Chace addresses campus issues at Council Town Hall
President Bill Chace outlined some of his thoughts and concerns about Emory
and answered questions from the audience at an Oct. 15 Town Hall meeting
sponsored by the Employee Council.
Chace delineated several of the issues he has been working with and reflecting
on recently: campus planning, the future of health sciences at Emory, the
future of The Carter Center and the funding of Emory's rapid expansion in
Chace said that campus planning means different things to different people,
but overall "there are a great many concerns about how the campus looks.
"My colleagues and I have concluded that what we need is an entire
master plan for the whole University," Chace said. He said this plan
is in progress, and a national firm will be selected to bring it to fruition.
Chace stressed the need for "radical solutions" to some of the
problems with Emory's campus and cited the need for a MARTA rail station
to alleviate several of these problems.
On the future of the health sciences, Chace stressed Emory's massive contributions
over the years and mentioned that more than two-thirds of Emory's entire
budget goes to health sciences. However, "we are vulnerable to shifts
in the federal government," Chace said, and "strong leadership
is needed to determine how Emory in the health sciences will be maintained
with greater strength. Emory's fate and fortune are inevitably linked with
the future of health sciences in America."
Concerning The Carter Center, Chace said "at some point the Carters
will no longer be active members. Their absence would provide an interesting
challenge." He emphasized that he wanted to honor former President
Jimmy Carter's ideals for The Carter Center, and since he and Carter have
a good working relationship, he is confident of a positive outcome.
Lastly, Chace said that "Emory as an institution has grown faster than
any other university in the country." He added that Emory's "great
resources in philanthropy" in one sense made it a "wealthy institution,"
but one that is still "crucially dependent on tuition dollars."
Chace said he hopes to raise the level of alumni giving in accordance with
this sentiment, among pursuing other means of fundraising.
Questions from the audience ranged from possibilities for the MARTA station
to plans for the arts center on campus. Chace said plans for a MARTA station,
were they to be executed, probably would not be in effect until the end
of the century.
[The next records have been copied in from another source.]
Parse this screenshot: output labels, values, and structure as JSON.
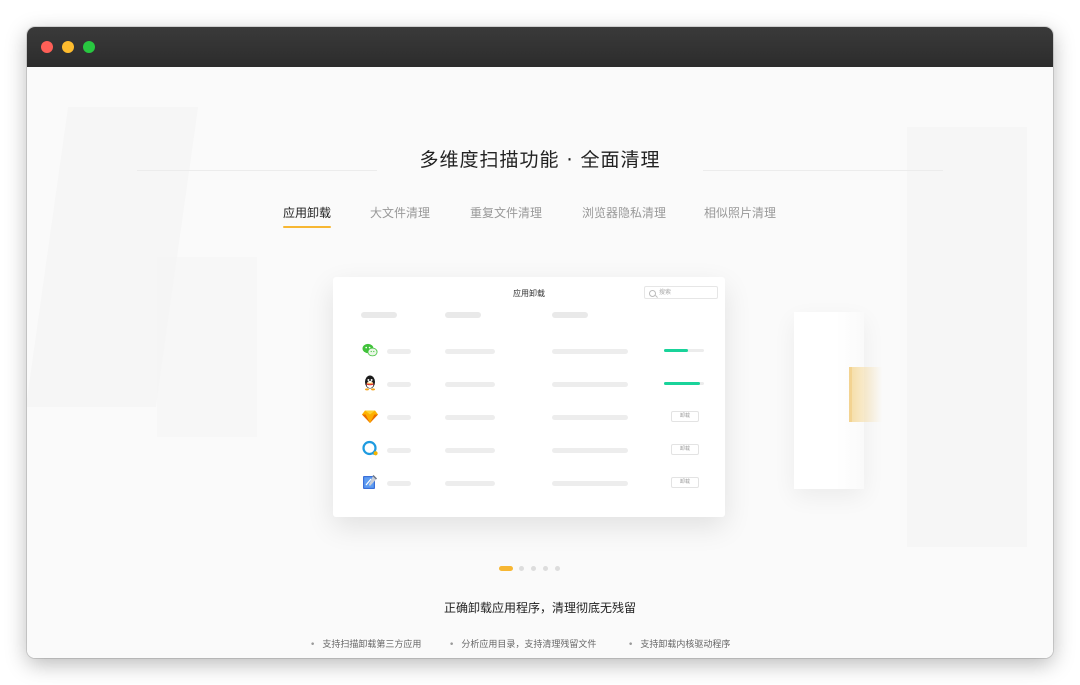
{
  "window": {
    "controls": [
      "close",
      "minimize",
      "zoom"
    ]
  },
  "hero": {
    "title": "多维度扫描功能 · 全面清理"
  },
  "tabs": [
    {
      "label": "应用卸载",
      "active": true
    },
    {
      "label": "大文件清理",
      "active": false
    },
    {
      "label": "重复文件清理",
      "active": false
    },
    {
      "label": "浏览器隐私清理",
      "active": false
    },
    {
      "label": "相似照片清理",
      "active": false
    }
  ],
  "preview": {
    "title": "应用卸载",
    "search_placeholder": "搜索",
    "rows": [
      {
        "icon": "wechat-icon",
        "action": "progress",
        "progress": 0.6
      },
      {
        "icon": "qq-icon",
        "action": "progress",
        "progress": 0.9
      },
      {
        "icon": "sketch-icon",
        "action": "button",
        "button_label": "卸载"
      },
      {
        "icon": "chat-bubble-icon",
        "action": "button",
        "button_label": "卸载"
      },
      {
        "icon": "xcode-icon",
        "action": "button",
        "button_label": "卸载"
      }
    ]
  },
  "carousel": {
    "count": 5,
    "active_index": 0
  },
  "description": {
    "subtitle": "正确卸载应用程序，清理彻底无残留",
    "features": [
      "支持扫描卸载第三方应用",
      "分析应用目录，支持清理残留文件",
      "支持卸载内核驱动程序"
    ]
  },
  "colors": {
    "accent": "#f7b733",
    "progress": "#19d39a",
    "titlebar": "#2f2f2f"
  }
}
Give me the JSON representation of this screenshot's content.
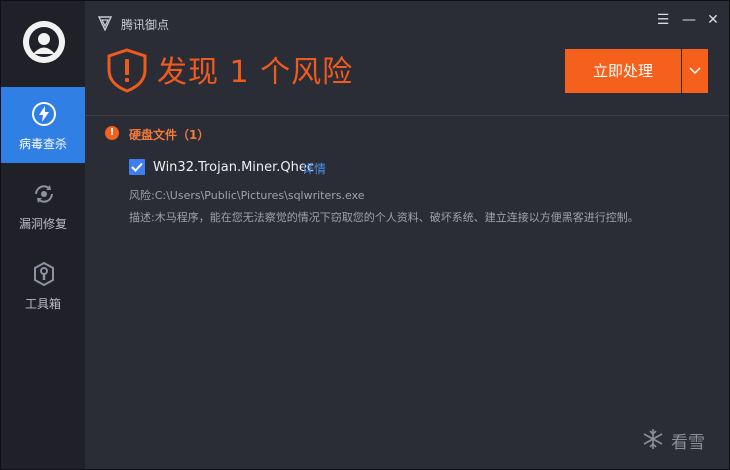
{
  "app": {
    "title": "腾讯御点"
  },
  "sidebar": {
    "items": [
      {
        "label": "病毒查杀",
        "icon": "lightning-icon",
        "active": true
      },
      {
        "label": "漏洞修复",
        "icon": "repair-cycle-icon",
        "active": false
      },
      {
        "label": "工具箱",
        "icon": "wrench-icon",
        "active": false
      }
    ]
  },
  "window_controls": {
    "menu": "☰",
    "minimize": "—",
    "close": "✕"
  },
  "alert": {
    "title": "发现 1 个风险"
  },
  "actions": {
    "primary_label": "立即处理",
    "dropdown_icon": "chevron-down-icon"
  },
  "section": {
    "title": "硬盘文件（1）",
    "icon_glyph": "!"
  },
  "threat": {
    "checked": true,
    "name": "Win32.Trojan.Miner.Qhec",
    "detail_link": "详情",
    "risk_line": "风险:C:\\Users\\Public\\Pictures\\sqlwriters.exe",
    "desc_line": "描述:木马程序，能在您无法察觉的情况下窃取您的个人资料、破坏系统、建立连接以方便黑客进行控制。"
  },
  "watermark": {
    "text": "看雪"
  },
  "colors": {
    "accent": "#f5601d",
    "active_nav": "#2f7fe4",
    "link": "#4b8fe9",
    "panel": "#2a2c36",
    "sidebar": "#1f2028"
  }
}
Chace said U.S. Rep. Cynthia McKinney is "our champion
in Congress" and is working to get plans under way in accordance with
Emory's surrounding community.
Chace called the planned Center for the Performing Arts "among his
absolute top priorities," saying he was looking at "more efficient
and flexible ways to make use of the endowment" for this purpose.
to the October 21, 1996 contents page